posted May 28, 2015, 9:44 AM by Steven Vaughan   [ updated Jan 10, 2017, 9:24 AM ]
Music enables us to pray in a way beyond what we experience using ordinary speech. So in this time of transition, as we ask for God’s grace to be poured out on Fr. Ilyas Gill as he next assumes the duties of shepherding our parish, here’s some selections that might express what mere words cannot:

Start with hymns that invoke the Holy Spirit, including what we sang this weekend: Come, Holy Ghost; One Spirit, One Church and the chant Veni, Creator Spiritus.

The Psalms are the hymnbook of the Church. English Renaissance composer William Byrd’s setting of Sing Joyfully (Ps 81:1-4) is an example of a compositional technique called word painting, using music to provide a commentary on the meaning of the text itself. A setting of Psalm 46 by Steven C. Warner, Be Still and Know that I am God, is in the style developed by the Taizé community; where the simplicity of repetition invites us to enter into the meaning of the text more deeply. Of course, any setting of Psalm 23 is good; but Fr. Robert’s favorite is Shepherd Me, O God.

Instrumental music has the potential to lift the heart and soul. The lark sings at daybreak, announcing the dawn, and Ralph Vaughan Williams The Lark Ascending invites us to “lift up our hearts” so we may soar on its melody and ascend with it. Edward Elgar’s Nimrod, from “Enigma Variations”, provokes contemplation and reflection. Aaron Copland’s Appalachian Spring offers a mood of rebirth and renewal.

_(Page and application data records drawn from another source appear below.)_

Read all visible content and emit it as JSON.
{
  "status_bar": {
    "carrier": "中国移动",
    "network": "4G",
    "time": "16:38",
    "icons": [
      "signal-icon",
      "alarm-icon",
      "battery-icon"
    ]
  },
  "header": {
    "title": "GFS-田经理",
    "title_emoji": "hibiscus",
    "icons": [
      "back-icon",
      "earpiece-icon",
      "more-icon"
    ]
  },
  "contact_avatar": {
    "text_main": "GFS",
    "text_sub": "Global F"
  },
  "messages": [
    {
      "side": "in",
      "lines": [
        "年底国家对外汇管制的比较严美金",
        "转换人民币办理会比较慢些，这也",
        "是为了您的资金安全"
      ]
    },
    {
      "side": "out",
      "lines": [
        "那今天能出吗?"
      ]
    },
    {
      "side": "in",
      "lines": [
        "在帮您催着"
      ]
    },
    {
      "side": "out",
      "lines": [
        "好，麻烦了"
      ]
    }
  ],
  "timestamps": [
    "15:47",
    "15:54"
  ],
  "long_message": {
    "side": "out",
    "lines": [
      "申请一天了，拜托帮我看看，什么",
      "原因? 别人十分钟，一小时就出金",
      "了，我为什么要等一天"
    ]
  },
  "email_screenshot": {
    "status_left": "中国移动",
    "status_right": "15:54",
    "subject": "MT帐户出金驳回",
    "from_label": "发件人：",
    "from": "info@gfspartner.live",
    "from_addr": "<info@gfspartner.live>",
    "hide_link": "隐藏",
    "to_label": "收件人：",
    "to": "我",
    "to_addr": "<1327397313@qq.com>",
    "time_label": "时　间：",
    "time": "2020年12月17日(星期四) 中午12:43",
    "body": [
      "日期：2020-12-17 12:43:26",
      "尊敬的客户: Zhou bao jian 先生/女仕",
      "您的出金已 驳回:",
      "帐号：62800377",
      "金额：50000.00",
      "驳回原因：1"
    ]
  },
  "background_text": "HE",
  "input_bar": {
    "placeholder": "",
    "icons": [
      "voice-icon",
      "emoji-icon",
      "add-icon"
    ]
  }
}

And since we’re dedicated to the Immaculate Heart of Mary, listen to your favorite setting of Ave Maria, such as the one by Franz Biebl...